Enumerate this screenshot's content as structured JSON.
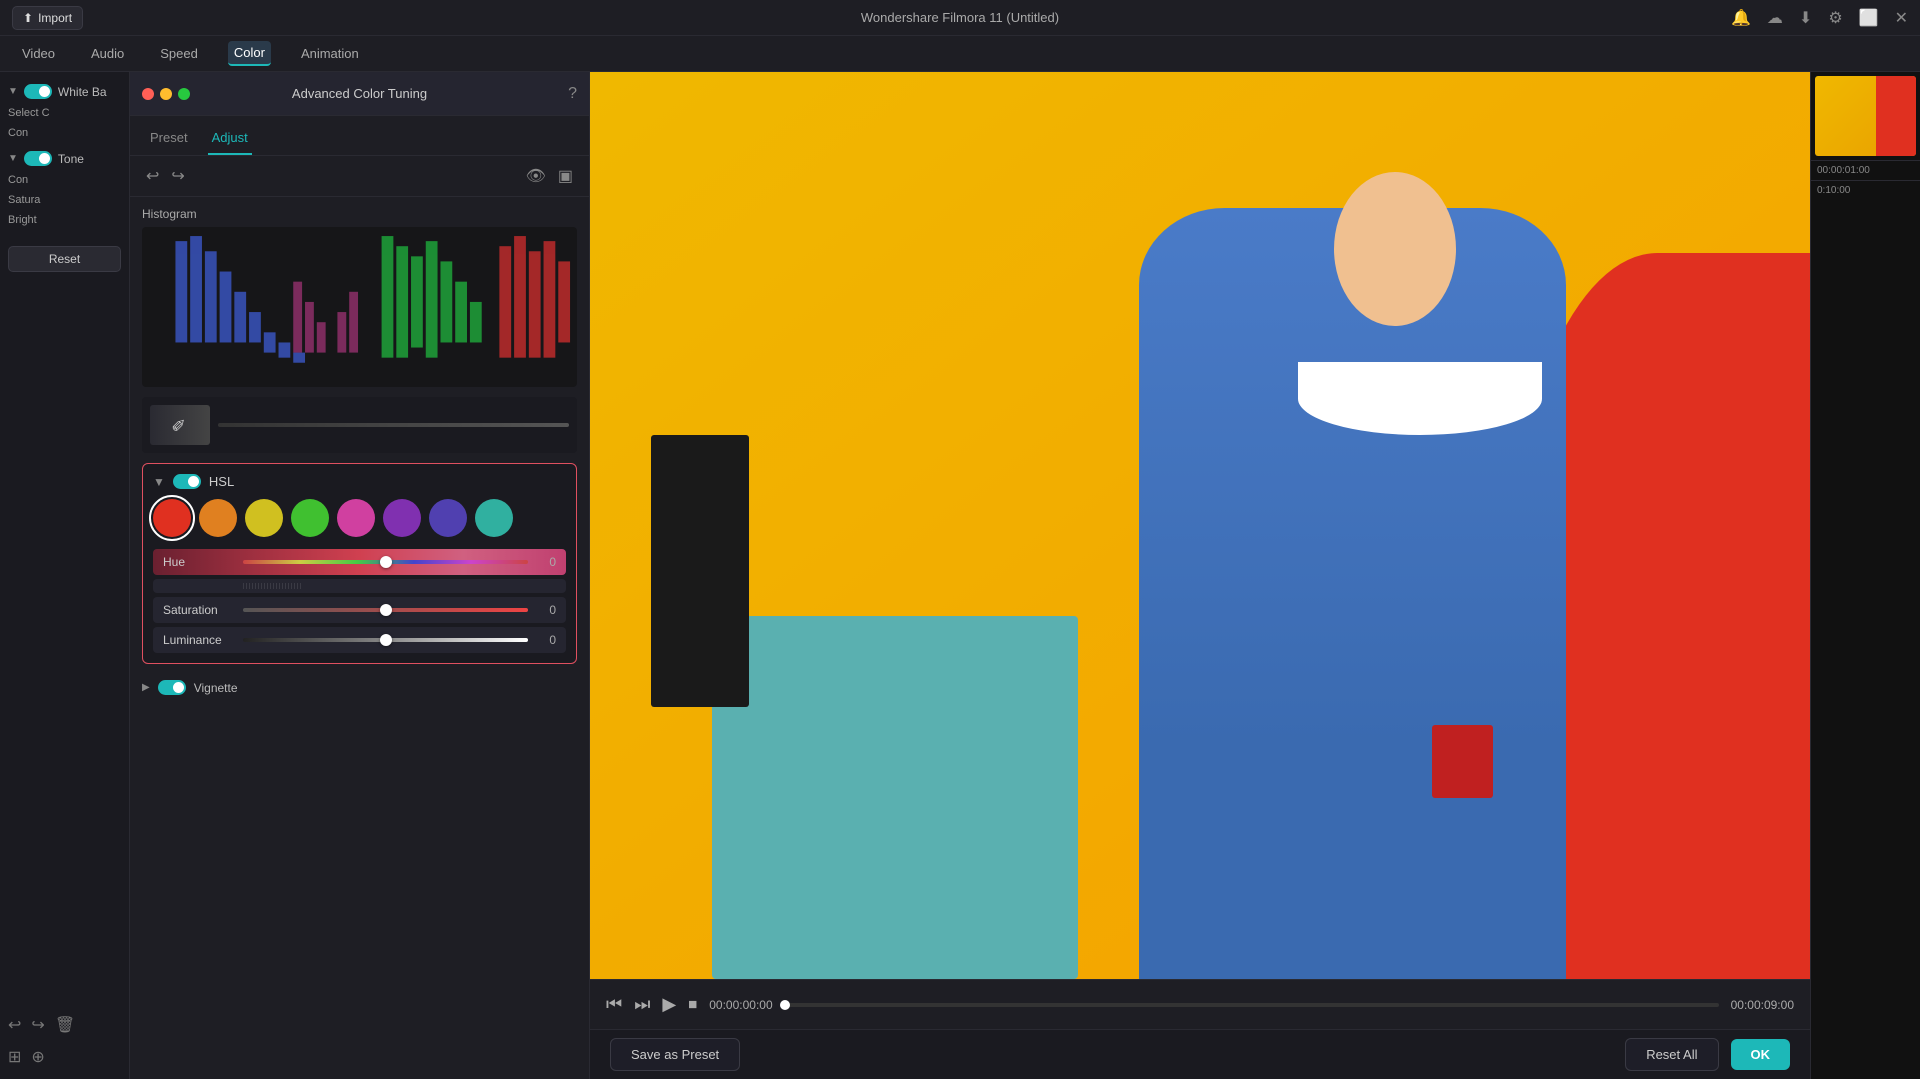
{
  "app": {
    "title": "Wondershare Filmora 11 (Untitled)",
    "import_label": "Import"
  },
  "menu": {
    "items": [
      {
        "label": "Video",
        "active": false
      },
      {
        "label": "Audio",
        "active": false
      },
      {
        "label": "Speed",
        "active": false
      },
      {
        "label": "Color",
        "active": true
      },
      {
        "label": "Animation",
        "active": false
      }
    ]
  },
  "left_panel": {
    "white_balance_label": "White Ba",
    "tone_label": "Tone",
    "contrast_label": "Con",
    "saturation_label": "Satura",
    "brightness_label": "Bright",
    "reset_label": "Reset"
  },
  "color_panel": {
    "title": "Advanced Color Tuning",
    "tabs": [
      {
        "label": "Preset",
        "active": false
      },
      {
        "label": "Adjust",
        "active": true
      }
    ],
    "histogram_label": "Histogram",
    "hsl": {
      "label": "HSL",
      "enabled": true,
      "colors": [
        {
          "name": "red",
          "hex": "#e03020"
        },
        {
          "name": "orange",
          "hex": "#e08020"
        },
        {
          "name": "yellow",
          "hex": "#d0c020"
        },
        {
          "name": "green",
          "hex": "#40c030"
        },
        {
          "name": "pink-magenta",
          "hex": "#d040a0"
        },
        {
          "name": "purple",
          "hex": "#8030b0"
        },
        {
          "name": "blue-purple",
          "hex": "#5040b0"
        },
        {
          "name": "teal",
          "hex": "#30b0a0"
        }
      ],
      "sliders": [
        {
          "label": "Hue",
          "value": 0,
          "percent": 50
        },
        {
          "label": "Saturation",
          "value": 0,
          "percent": 50
        },
        {
          "label": "Luminance",
          "value": 0,
          "percent": 50
        }
      ]
    },
    "vignette_label": "Vignette"
  },
  "video": {
    "current_time": "00:00:00:00",
    "total_time": "00:00:09:00"
  },
  "bottom": {
    "save_preset_label": "Save as Preset",
    "reset_all_label": "Reset All",
    "ok_label": "OK"
  }
}
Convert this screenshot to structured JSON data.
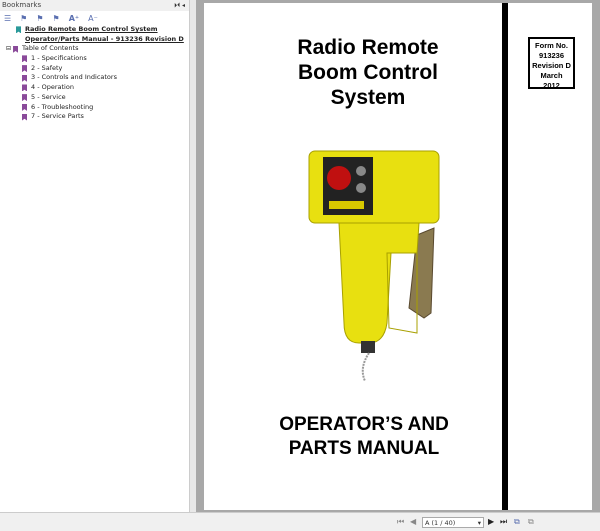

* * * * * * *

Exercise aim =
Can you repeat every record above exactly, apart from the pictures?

Expected output =
Enumerate this screenshot's content as structured JSON.
{
  "app": {
    "title": "Wondershare Filmora 11 (Untitled)",
    "import_label": "Import"
  },
  "menu": {
    "items": [
      {
        "label": "Video",
        "active": false
      },
      {
        "label": "Audio",
        "active": false
      },
      {
        "label": "Speed",
        "active": false
      },
      {
        "label": "Color",
        "active": true
      },
      {
        "label": "Animation",
        "active": false
      }
    ]
  },
  "left_panel": {
    "white_balance_label": "White Ba",
    "tone_label": "Tone",
    "contrast_label": "Con",
    "saturation_label": "Satura",
    "brightness_label": "Bright",
    "reset_label": "Reset"
  },
  "color_panel": {
    "title": "Advanced Color Tuning",
    "tabs": [
      {
        "label": "Preset",
        "active": false
      },
      {
        "label": "Adjust",
        "active": true
      }
    ],
    "histogram_label": "Histogram",
    "hsl": {
      "label": "HSL",
      "enabled": true,
      "colors": [
        {
          "name": "red",
          "hex": "#e03020"
        },
        {
          "name": "orange",
          "hex": "#e08020"
        },
        {
          "name": "yellow",
          "hex": "#d0c020"
        },
        {
          "name": "green",
          "hex": "#40c030"
        },
        {
          "name": "pink-magenta",
          "hex": "#d040a0"
        },
        {
          "name": "purple",
          "hex": "#8030b0"
        },
        {
          "name": "blue-purple",
          "hex": "#5040b0"
        },
        {
          "name": "teal",
          "hex": "#30b0a0"
        }
      ],
      "sliders": [
        {
          "label": "Hue",
          "value": 0,
          "percent": 50
        },
        {
          "label": "Saturation",
          "value": 0,
          "percent": 50
        },
        {
          "label": "Luminance",
          "value": 0,
          "percent": 50
        }
      ]
    },
    "vignette_label": "Vignette"
  },
  "video": {
    "current_time": "00:00:00:00",
    "total_time": "00:00:09:00"
  },
  "bottom": {
    "save_preset_label": "Save as Preset",
    "reset_all_label": "Reset All",
    "ok_label": "OK"
  }
}
Convert this screenshot to structured JSON data.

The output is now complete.